Beneath the ‘business as usual’ surface, Noosa is paddling hard right now as it fights to stay afloat in a genuinely existential battle.
This is not just about saving Noosa’s notion of a ‘population cap’…a size we can sustainably carry. It’s about saving the very essence of Noosa; the reason most residents and tourists come here.
It boils down to this question; we know the Queensland Government is intent on jamming more than 2-million extra people into our state’s South East corner in the next couple of decades, including what they envisage as Noosa’s ‘share’ of this excess – nearly 20,000 more people.
How do we convince them that this will be the end of the Noosa project as we know it, and a demolition of our tourism industry which is based on the fact that we are NOT a coastal city, or part of the “Noosangatta” horror scenario that Alan Lander wrote about recently.
How do we plead our need to be kept ‘special’ and protected, not because of NIMBYism – although that finger is inevitably pointed at us – but because our economic and lifestyle model depends on it?
On Wednesday public submissions to the state on their plan for turbo-charged growth were closed.
We know Noosa Council has been making public and political noises while working hard in the background. With Noosa now a party politically ‘tainted’ Council, the State Government has found it easy to dismiss most of the Mayor’s arguments as little more than her LNP campaign for the seat of Noosa next year.
So, who will they listen to? Perhaps a little political context could be useful here.
Independent Noosa MP Sandy Bolton was recently appointed to chair the parliamentary Youth Crime committee, something of a poison chalice the Palaszczuk government was delighted to hand over to the member for Noosa.
This committee – if it does anything of substance on the complex issue of youth crime – is guaranteed to upset at least half of the population. But it’s a relief valve for the government and – here’s the connection – an extra reason for them to listen closely as Sandy Bolton argues Noosa’s case on population growth.
Any local community or environment group that’s worth its salt will have supported her case with a submission to the government.
Peregian Beach Community Association has lodged a comprehensive submission arguing that a ‘one-size fits all’ plan for growth in SEQ will do irreparable damage to Noosa.
And Noosa Parks Association argues for;
* A viable destination management strategy that respects and protects resident amenity and provides equitable access to visitors, and
* A housing diversity strategy that isn’t simply applying big city solutions to a locale that has long been successfully marketing itself as the alternative to big city life.
NPA argues that there are better ways of addressing the issues of affordable housing in Noosa than by blanket increases in density. They submit that Noosa Council can best play its part by:
- Getting Noosa’s future housing mix right, so that Noosa Shire’s economic potential will not be hampered by a deficit of available and affordable housing that is already leading to worker shortages; and
- Getting Noosa’s resident-tourist balance right, so that Noosa once again becomes an attractive and environmentally sustainable place to call home, or to visit.

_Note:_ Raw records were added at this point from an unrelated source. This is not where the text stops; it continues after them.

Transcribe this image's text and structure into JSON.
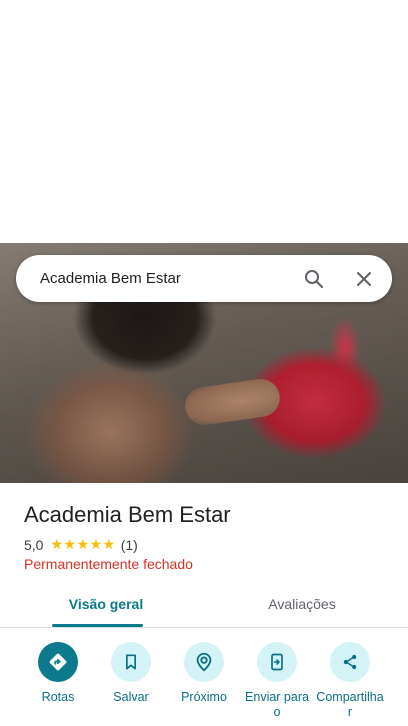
{
  "search": {
    "query": "Academia Bem Estar",
    "search_icon": "search-icon",
    "close_icon": "close-icon"
  },
  "place": {
    "name": "Academia Bem Estar",
    "rating": "5,0",
    "stars": "★★★★★",
    "review_count": "(1)",
    "status": "Permanentemente fechado"
  },
  "tabs": [
    {
      "label": "Visão geral",
      "active": true
    },
    {
      "label": "Avaliações",
      "active": false
    }
  ],
  "actions": [
    {
      "label": "Rotas",
      "icon": "directions-icon"
    },
    {
      "label": "Salvar",
      "icon": "bookmark-icon"
    },
    {
      "label": "Próximo",
      "icon": "nearby-icon"
    },
    {
      "label": "Enviar para o",
      "icon": "send-to-phone-icon"
    },
    {
      "label": "Compartilhar",
      "icon": "share-icon"
    }
  ],
  "colors": {
    "accent": "#0a7a8c",
    "action_bg": "#d4f3f7",
    "status_red": "#d93025",
    "star": "#fbbc04"
  }
}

The NPA submission says Noosa Council has already gone some way towards addressing the issue of affordable housing- at least at the policy level – in its Noosa Housing Strategy which includes a review of planning scheme provisions and a suite of proposed amendments to address the housing crisis.
These Council approaches to the Queensland Government remain confidential and are currently on pause.
It’s clear Noosa has moved well past the point where we can rely on the market to deliver the affordable accommodation required. Million dollar apartments are not aimed at our working families.
Turning the Destination Management debacle on its head
In relation to the resident-tourist balance, the NPA submission says “Noosa Council’s current destination management puts the interests of tourists ahead of residents. It can and must get the balance right”.
Noosa Council’s destination management challenge is to provide a delightfully relaxed and appealing recreational experience for visitors in a way that is both environmentally responsible and which complements rather than detracts from resident amenity.
If Noosa Council is to deliver such an outcome, it will need to do some heavy lifting sooner rather than later. To succeed, a revised destination management strategy will need to gain support from the Queensland Government, Tourism Queensland, the Noosa tourism industry, and the Noosa community. In the face of increasing tourism pressures resulting from SEQ population growth, this issue has never been more urgent.
And a final warning:
“Noosa Parks Association submits that the answers to the problems associated with housing affordability, adequate worker accommodation, community wellbeing and destination management will not be achieved through either increasing building heights nor by changing residential zonings or enlarging urban footprints”.
The message is clear. Noosa’s environment and lifestyle depend on it being delivered effectively.